— SUPPLIED RECORDS —

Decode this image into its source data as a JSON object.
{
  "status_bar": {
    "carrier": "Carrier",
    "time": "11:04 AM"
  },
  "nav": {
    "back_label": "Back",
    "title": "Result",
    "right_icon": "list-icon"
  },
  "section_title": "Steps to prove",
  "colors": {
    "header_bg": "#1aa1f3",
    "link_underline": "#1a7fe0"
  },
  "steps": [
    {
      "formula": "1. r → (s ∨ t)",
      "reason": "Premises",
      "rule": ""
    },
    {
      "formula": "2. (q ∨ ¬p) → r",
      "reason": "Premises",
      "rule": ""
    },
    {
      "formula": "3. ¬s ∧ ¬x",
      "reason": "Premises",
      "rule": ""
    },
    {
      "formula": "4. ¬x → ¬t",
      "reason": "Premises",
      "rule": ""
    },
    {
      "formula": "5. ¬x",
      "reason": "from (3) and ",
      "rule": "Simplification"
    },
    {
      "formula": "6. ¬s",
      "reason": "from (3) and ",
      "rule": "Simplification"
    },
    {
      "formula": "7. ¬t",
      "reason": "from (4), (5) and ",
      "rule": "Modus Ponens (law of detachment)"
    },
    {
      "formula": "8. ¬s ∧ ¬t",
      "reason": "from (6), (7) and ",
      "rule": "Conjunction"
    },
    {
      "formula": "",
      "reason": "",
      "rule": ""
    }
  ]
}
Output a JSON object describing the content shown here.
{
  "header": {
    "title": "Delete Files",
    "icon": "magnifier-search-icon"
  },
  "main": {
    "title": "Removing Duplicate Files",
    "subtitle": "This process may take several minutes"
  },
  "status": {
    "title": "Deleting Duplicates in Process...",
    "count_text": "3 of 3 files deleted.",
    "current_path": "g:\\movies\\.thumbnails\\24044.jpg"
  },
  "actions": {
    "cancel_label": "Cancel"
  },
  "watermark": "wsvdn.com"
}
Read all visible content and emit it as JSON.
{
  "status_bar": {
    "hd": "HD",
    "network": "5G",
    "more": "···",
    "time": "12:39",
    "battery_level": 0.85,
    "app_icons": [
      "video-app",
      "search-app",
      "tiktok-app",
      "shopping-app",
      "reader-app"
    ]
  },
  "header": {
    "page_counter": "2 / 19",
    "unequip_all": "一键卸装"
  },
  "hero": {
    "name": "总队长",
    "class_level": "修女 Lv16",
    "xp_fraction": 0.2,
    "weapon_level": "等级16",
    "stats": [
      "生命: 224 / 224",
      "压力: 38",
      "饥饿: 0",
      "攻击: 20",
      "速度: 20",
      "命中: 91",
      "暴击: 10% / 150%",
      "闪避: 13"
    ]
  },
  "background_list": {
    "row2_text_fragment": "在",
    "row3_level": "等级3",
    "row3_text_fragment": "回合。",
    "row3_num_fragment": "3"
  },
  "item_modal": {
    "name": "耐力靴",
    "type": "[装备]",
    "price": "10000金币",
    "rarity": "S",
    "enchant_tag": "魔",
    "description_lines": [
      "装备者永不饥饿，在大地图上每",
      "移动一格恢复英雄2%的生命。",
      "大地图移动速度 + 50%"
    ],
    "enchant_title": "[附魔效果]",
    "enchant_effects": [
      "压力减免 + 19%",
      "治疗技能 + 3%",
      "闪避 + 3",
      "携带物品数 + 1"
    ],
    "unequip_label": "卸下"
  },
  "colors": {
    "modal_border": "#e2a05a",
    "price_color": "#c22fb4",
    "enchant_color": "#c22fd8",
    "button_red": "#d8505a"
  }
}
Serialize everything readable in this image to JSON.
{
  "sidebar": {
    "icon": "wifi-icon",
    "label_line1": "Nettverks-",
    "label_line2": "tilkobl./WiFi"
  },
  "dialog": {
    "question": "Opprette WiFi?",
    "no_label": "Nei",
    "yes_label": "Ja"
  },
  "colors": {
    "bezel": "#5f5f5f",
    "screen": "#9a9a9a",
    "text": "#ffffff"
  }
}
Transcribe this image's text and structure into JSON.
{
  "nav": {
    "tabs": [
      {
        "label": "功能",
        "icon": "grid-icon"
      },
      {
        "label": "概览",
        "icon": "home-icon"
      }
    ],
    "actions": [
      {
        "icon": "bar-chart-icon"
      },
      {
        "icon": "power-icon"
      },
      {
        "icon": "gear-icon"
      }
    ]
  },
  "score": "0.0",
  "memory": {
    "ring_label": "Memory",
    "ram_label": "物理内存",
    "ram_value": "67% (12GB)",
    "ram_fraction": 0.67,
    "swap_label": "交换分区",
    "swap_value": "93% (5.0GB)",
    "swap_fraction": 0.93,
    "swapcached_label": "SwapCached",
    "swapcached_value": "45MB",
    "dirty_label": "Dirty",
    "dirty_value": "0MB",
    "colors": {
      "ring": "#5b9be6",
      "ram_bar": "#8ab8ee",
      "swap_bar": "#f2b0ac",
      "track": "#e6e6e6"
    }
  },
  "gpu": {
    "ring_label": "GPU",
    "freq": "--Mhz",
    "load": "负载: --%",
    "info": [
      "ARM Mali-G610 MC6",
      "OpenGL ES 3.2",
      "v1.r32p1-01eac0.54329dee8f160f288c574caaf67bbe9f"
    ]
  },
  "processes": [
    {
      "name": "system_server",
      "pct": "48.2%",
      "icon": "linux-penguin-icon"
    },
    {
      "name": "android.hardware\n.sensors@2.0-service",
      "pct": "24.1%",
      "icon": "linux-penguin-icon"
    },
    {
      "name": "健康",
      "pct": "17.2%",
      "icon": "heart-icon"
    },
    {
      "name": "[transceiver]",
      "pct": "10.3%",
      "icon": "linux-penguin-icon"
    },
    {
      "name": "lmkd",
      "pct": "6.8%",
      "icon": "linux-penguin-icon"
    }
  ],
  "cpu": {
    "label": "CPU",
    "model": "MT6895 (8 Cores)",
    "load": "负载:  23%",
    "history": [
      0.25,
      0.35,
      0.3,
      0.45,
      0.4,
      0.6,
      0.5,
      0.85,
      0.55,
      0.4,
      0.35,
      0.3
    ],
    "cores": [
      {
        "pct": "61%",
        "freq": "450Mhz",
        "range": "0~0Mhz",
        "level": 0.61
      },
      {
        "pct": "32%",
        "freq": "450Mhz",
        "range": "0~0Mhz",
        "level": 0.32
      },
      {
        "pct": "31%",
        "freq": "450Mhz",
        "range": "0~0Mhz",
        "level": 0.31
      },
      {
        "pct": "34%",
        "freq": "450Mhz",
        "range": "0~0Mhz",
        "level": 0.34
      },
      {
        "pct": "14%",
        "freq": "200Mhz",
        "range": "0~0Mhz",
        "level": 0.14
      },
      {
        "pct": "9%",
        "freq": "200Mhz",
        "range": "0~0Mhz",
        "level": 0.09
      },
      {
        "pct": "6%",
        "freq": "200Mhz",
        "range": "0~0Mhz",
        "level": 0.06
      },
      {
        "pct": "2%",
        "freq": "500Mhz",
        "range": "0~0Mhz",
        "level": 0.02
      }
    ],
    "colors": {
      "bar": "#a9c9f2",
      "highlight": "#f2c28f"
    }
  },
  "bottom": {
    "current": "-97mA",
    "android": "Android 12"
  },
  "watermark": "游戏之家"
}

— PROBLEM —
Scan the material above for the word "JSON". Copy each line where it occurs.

— SOLUTION TO THE PROBLEM —
Decode this image into its source data as a JSON object.
Output a JSON object describing the content shown here.
Read all visible content and emit it as JSON.
Serialize everything readable in this image to JSON.
Transcribe this image's text and structure into JSON.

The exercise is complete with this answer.